■ **TASK**
From the listing below, count the lines where the string "folder" occurs. Give the number, with no other words.

■ **MATERIAL FOR THIS EXERCISE**
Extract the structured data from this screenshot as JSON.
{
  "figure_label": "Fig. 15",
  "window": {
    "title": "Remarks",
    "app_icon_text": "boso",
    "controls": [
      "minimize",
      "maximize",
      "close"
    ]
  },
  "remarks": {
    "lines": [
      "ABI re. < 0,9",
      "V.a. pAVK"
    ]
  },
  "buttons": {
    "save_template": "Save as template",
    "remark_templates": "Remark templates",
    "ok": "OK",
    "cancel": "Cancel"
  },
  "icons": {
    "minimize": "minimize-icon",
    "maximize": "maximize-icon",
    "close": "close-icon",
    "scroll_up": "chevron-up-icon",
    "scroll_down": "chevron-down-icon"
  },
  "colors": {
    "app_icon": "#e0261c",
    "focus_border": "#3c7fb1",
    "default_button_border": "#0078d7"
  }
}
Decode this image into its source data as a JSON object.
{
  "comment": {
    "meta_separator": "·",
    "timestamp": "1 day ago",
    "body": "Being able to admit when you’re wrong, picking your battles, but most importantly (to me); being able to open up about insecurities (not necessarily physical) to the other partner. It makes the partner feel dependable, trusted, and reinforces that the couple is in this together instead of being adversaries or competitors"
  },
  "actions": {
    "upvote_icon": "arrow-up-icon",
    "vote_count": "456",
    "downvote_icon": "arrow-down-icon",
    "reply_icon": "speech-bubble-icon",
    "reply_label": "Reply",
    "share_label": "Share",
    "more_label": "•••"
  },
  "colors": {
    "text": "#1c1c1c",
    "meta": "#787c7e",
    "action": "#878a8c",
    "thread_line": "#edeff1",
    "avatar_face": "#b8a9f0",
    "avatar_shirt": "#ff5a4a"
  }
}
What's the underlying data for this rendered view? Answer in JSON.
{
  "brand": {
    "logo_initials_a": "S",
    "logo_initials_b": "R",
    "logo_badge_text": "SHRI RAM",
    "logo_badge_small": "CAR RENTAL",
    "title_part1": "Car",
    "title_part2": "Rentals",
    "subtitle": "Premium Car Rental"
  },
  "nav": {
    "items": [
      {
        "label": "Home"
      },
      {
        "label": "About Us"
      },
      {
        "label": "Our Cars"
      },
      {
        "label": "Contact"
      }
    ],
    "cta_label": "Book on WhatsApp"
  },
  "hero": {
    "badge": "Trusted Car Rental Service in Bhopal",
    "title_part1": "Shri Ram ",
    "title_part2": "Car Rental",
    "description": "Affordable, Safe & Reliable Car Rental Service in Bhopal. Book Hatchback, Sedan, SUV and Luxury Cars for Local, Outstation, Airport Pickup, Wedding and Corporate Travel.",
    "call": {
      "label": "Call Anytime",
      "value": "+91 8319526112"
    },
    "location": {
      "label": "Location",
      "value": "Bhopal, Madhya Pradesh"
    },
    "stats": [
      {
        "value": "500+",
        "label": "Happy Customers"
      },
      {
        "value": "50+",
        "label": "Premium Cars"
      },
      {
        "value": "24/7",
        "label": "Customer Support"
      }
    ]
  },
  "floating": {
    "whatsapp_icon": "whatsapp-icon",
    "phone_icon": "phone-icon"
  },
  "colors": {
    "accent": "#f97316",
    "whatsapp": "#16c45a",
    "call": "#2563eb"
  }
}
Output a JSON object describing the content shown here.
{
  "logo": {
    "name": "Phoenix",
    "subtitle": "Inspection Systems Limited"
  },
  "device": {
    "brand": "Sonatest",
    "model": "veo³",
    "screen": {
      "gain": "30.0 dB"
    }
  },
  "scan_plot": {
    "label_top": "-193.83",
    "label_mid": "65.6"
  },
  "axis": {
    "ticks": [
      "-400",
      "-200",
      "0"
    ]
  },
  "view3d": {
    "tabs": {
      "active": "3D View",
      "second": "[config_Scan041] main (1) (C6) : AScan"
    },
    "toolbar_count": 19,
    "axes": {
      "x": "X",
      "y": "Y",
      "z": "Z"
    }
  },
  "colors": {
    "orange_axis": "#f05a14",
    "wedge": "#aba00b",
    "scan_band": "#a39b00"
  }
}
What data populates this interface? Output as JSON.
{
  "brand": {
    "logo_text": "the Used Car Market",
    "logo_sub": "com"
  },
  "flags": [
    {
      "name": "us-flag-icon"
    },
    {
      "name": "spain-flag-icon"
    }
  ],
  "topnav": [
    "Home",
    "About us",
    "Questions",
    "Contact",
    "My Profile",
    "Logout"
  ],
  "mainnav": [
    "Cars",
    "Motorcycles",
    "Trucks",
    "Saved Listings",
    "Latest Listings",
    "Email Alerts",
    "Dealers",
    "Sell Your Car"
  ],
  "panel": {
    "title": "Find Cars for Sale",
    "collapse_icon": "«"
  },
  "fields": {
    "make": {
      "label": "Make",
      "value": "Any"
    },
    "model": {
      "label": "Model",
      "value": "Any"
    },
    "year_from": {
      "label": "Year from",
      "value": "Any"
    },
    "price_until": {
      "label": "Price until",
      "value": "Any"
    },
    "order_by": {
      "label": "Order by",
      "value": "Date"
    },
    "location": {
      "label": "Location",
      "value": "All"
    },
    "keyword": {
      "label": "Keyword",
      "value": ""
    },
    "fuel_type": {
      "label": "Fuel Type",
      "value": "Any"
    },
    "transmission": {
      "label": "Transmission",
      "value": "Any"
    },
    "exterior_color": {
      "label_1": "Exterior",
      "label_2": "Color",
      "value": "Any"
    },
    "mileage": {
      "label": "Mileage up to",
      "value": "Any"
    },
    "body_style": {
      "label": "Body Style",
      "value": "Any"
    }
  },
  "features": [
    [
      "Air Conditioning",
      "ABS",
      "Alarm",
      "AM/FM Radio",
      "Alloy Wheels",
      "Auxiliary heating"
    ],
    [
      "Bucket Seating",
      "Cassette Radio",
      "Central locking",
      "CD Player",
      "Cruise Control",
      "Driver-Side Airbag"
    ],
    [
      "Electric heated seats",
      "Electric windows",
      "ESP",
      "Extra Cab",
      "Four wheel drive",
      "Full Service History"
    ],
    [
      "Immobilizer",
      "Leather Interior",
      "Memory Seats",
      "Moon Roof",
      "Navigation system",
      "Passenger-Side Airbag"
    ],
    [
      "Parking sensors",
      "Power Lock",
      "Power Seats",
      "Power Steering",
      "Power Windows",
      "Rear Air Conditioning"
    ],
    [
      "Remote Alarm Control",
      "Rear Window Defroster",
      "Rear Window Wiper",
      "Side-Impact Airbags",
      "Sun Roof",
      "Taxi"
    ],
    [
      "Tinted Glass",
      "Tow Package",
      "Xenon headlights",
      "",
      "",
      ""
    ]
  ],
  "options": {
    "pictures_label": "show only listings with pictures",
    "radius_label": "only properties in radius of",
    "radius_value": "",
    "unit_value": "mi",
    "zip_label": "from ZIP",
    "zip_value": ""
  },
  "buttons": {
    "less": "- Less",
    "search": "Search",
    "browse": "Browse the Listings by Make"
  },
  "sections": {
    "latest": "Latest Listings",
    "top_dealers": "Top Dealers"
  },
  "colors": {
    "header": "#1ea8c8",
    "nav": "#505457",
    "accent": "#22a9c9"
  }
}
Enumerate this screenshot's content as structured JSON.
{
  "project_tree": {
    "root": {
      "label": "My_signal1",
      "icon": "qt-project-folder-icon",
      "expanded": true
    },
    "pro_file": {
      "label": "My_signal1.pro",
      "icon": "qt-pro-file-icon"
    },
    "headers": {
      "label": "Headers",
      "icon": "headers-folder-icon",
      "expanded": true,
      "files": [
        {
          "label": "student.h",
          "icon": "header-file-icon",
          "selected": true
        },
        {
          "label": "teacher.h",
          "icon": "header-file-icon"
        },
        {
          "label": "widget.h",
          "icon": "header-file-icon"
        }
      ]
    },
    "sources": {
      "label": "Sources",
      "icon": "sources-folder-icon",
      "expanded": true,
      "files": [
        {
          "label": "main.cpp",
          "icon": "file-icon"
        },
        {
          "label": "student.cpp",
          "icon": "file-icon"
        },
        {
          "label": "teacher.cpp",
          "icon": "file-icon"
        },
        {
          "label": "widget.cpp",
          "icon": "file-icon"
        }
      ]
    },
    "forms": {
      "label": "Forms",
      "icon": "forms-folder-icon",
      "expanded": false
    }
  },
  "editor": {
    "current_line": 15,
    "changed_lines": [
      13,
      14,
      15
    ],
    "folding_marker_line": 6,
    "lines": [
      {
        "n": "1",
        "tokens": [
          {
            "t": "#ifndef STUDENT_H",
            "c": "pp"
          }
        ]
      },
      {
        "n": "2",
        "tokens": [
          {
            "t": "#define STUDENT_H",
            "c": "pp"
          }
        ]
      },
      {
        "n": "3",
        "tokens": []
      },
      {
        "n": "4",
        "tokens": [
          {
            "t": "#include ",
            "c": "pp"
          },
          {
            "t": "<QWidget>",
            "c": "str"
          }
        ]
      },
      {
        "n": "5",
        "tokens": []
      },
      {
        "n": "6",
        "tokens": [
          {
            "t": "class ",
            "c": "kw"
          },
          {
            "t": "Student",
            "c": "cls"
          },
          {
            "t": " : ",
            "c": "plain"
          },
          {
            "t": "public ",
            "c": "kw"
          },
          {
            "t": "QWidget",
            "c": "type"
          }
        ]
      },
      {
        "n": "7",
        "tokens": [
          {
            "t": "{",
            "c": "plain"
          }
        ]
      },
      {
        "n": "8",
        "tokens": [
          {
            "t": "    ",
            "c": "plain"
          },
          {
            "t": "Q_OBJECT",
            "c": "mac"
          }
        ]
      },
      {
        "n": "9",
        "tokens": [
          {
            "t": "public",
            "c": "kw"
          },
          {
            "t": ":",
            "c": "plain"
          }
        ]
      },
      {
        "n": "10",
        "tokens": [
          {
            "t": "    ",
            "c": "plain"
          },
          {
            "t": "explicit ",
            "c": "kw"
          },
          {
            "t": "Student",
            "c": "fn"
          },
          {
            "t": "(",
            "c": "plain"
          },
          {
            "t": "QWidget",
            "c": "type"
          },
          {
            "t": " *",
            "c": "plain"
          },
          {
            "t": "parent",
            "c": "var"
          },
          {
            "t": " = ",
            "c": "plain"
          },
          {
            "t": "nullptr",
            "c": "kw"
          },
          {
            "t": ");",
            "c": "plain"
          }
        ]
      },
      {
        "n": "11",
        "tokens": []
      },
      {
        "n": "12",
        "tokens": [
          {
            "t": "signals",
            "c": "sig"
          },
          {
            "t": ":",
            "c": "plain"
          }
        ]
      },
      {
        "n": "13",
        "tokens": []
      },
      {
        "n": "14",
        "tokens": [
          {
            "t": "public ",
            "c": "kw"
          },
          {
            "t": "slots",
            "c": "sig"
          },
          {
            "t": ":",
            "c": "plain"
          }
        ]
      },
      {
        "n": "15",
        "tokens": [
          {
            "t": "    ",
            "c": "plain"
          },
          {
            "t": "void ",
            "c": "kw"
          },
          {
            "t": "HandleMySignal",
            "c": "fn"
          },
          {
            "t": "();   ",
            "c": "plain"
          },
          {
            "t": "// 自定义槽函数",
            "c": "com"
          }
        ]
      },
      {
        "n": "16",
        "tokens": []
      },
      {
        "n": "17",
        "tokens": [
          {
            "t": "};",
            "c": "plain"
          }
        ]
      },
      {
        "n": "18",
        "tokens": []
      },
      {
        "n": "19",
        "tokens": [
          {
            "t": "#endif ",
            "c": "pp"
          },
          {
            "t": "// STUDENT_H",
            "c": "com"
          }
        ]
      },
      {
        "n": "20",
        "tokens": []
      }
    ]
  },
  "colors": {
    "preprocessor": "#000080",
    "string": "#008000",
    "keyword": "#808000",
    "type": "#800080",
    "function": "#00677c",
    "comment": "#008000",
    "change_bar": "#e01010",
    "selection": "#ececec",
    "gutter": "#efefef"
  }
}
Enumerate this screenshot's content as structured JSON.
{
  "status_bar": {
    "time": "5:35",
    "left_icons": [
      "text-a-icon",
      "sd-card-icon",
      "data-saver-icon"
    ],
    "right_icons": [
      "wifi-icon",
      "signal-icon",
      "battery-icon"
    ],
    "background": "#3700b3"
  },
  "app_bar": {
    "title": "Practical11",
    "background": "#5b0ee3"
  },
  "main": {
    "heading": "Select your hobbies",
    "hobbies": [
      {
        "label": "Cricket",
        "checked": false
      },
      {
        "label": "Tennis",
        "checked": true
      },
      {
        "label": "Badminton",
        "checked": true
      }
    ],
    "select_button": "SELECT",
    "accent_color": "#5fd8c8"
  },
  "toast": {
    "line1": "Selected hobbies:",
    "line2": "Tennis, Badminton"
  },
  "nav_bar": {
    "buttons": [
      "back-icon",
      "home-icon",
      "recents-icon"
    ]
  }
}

■ **YOUR RESPONSE**
4